The diagnosis of autism in a female: could it be Rett syndrome?
Young, DJ, Bebbington, A, Anderson, A, Ravine, D, Ellaway, C, Kulkarni, A, de Klerk, N, Kaufmann, WE & Leonard, H 2008. The diagnosis of autism in a female: could it be Rett syndrome. Download snapshot, see journal abstract.
Many girls with Rett syndrome initially show autistic-like symptoms and therefore, may be diagnosed with infantile autism. Autism is one of the most common misdiagnoses in Rett syndrome.
What did we do
We wanted to compare the symptoms and genetic characteristics of girls with Rett syndrome who were initially diagnosed with autism compared to those who had not previously been diagnosed with autism.
This study used information provided by families to the Australian Rett Syndrome study and to the International Rett Syndrome Database (InterRett). Data from 313 families with a child with Rett syndrome ranging from 1.5 to 45 years of age who had been found to have a mutation in the MECP2 gene were included in this study.
What we found
Of these, 55 families (17.6%) had reported an initial diagnosis of autism for their daughter. One of the eight common mutations (or mutation grouping) in the MECP2 gene (p.T158M, p.R168X, p.R294X, p.R270X, C-terminal deletions, R133C, R306C, R255X) was present in 212 girls (~70%), with the remaining girls having other types of mutations.
We found that girls with a p.R306C or a p.T138M mutation were more likely to be initially diagnosed with autism as were girls who developed the characteristics of Rett syndrome later. These girls also tended to have milder symptoms overall when compared to girls that did not receive a diagnosis of autism.
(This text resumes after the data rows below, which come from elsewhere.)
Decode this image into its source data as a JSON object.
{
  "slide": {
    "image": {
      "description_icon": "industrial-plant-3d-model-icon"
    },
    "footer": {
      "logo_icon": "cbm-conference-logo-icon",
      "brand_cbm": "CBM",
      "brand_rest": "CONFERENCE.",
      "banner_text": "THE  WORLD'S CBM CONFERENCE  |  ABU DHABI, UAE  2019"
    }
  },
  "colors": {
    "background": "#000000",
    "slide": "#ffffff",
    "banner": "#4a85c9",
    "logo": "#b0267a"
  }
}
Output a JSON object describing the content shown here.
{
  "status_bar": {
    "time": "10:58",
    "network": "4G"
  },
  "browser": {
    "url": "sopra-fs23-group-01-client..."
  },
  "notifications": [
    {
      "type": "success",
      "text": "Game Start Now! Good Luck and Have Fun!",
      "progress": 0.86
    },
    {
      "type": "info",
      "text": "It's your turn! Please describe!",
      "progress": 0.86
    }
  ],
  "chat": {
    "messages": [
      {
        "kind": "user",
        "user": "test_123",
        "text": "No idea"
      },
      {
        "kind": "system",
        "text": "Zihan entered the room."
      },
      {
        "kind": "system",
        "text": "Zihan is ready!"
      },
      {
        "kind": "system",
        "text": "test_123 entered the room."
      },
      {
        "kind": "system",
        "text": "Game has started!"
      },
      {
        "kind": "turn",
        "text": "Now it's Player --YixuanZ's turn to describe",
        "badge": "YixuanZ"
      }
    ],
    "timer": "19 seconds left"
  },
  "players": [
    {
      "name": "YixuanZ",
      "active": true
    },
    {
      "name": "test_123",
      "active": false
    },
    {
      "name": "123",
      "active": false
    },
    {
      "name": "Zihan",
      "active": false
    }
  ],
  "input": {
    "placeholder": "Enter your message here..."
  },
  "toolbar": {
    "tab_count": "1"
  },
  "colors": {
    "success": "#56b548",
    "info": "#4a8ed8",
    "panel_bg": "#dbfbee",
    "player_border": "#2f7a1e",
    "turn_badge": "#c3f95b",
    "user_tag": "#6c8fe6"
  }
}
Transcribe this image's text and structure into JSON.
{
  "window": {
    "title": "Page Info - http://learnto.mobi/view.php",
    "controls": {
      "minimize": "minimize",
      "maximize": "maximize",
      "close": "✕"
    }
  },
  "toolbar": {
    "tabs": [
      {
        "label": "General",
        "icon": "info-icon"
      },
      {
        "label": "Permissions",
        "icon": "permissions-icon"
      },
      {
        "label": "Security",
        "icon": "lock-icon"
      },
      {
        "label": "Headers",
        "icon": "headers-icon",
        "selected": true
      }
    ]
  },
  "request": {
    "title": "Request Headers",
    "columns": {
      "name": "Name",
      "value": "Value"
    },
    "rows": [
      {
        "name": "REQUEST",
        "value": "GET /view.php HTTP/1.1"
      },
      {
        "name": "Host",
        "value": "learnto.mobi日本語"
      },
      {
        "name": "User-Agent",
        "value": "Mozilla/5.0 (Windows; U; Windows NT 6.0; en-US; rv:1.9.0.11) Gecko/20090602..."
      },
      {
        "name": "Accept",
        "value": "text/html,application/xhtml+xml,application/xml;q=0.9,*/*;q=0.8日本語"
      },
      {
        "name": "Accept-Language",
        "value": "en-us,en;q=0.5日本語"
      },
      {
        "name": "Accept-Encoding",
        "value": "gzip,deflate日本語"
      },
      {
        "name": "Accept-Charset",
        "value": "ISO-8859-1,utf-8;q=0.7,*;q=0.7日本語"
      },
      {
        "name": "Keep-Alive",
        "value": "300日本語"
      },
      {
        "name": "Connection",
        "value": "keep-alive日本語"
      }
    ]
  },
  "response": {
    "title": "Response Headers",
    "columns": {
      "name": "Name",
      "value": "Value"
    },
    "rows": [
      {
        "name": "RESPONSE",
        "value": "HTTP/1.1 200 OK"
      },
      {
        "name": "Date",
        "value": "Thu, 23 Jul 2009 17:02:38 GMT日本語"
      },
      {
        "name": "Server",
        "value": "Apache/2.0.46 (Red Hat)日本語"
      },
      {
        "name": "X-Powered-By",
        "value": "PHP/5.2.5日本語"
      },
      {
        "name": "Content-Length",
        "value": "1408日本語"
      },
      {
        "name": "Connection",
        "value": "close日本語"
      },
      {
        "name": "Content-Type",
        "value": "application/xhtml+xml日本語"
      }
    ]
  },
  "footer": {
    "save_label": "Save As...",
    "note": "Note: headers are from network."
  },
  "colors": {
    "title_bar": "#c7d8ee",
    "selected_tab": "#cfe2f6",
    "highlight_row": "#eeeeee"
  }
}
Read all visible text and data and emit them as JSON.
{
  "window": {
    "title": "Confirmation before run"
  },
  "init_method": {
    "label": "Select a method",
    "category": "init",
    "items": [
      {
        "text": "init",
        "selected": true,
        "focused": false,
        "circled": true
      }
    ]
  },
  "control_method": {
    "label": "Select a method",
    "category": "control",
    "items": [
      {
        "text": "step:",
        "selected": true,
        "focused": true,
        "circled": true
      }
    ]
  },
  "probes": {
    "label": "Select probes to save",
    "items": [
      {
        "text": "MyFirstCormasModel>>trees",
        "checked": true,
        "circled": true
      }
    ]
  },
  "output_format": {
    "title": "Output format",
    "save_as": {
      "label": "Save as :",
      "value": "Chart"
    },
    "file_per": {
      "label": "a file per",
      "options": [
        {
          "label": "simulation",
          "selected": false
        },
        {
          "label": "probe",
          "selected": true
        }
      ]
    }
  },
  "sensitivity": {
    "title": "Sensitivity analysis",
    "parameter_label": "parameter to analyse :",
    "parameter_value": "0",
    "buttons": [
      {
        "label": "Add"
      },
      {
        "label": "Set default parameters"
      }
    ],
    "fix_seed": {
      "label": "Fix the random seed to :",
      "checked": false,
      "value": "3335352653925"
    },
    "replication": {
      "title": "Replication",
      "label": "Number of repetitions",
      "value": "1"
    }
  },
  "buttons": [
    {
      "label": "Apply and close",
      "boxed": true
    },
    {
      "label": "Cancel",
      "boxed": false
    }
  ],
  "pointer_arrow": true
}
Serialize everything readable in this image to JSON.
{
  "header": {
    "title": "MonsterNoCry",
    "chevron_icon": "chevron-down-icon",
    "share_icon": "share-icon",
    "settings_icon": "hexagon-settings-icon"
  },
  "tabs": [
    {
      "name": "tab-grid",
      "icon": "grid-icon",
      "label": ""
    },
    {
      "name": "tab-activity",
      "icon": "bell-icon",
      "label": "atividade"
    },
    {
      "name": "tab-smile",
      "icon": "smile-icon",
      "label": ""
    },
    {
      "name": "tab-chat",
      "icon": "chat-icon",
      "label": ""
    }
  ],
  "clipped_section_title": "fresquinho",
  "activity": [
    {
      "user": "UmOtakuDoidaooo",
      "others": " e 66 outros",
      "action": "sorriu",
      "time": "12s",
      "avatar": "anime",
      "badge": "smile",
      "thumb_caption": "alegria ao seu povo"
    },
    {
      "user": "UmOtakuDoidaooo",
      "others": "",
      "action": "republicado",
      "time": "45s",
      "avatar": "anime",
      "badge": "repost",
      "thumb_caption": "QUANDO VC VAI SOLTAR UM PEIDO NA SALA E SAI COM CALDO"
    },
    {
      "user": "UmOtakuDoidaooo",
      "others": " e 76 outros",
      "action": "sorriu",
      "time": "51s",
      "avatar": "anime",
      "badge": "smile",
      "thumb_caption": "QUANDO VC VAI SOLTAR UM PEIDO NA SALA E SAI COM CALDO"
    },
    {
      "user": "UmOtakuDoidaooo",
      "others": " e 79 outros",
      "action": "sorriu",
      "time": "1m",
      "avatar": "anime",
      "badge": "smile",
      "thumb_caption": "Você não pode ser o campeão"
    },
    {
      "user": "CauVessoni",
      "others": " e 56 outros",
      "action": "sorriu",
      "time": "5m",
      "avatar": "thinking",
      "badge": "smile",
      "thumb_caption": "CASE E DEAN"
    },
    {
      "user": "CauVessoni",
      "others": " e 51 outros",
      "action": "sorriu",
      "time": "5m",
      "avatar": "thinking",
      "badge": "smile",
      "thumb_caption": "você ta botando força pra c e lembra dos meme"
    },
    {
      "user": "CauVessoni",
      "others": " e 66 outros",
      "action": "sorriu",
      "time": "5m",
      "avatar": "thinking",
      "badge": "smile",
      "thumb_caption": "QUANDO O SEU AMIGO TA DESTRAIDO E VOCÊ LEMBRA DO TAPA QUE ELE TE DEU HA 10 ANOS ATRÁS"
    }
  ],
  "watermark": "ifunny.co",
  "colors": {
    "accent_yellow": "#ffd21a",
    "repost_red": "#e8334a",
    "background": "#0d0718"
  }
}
What does it mean
Although the features of Rett syndrome are quite different to that of autism, it is still likely that some girls with Rett syndrome may be misdiagnosed as autism. This could be a problem because the true diagnosis is important for ongoing management and support. It is still unclear if the milder presentation of the group of girls diagnosed with autism was due to their mutation type or to behavioural intervention programs that they may have received. We recommend that girls who are diagnosed with autism be closely monitored for features of Rett syndrome that may later develop.
For further reports and findings, see our publications list.